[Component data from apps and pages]
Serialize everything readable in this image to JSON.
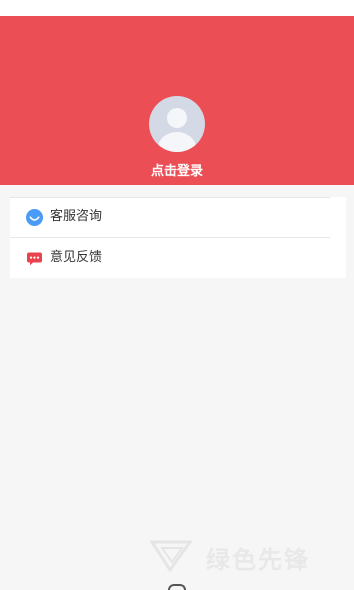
{
  "header": {
    "login_label": "点击登录",
    "bg_color": "#ec4e55"
  },
  "menu": {
    "items": [
      {
        "label": "客服咨询",
        "icon": "customer-service-icon",
        "icon_color": "#4a9bf5"
      },
      {
        "label": "意见反馈",
        "icon": "feedback-icon",
        "icon_color": "#e9444d"
      }
    ]
  },
  "watermark": {
    "text": "绿色先锋"
  }
}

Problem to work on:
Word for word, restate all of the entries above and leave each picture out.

Result of the exercise:
Serialize everything readable in this image to JSON.
{
  "header": {
    "login_label": "点击登录",
    "bg_color": "#ec4e55"
  },
  "menu": {
    "items": [
      {
        "label": "客服咨询",
        "icon": "customer-service-icon",
        "icon_color": "#4a9bf5"
      },
      {
        "label": "意见反馈",
        "icon": "feedback-icon",
        "icon_color": "#e9444d"
      }
    ]
  },
  "watermark": {
    "text": "绿色先锋"
  }
}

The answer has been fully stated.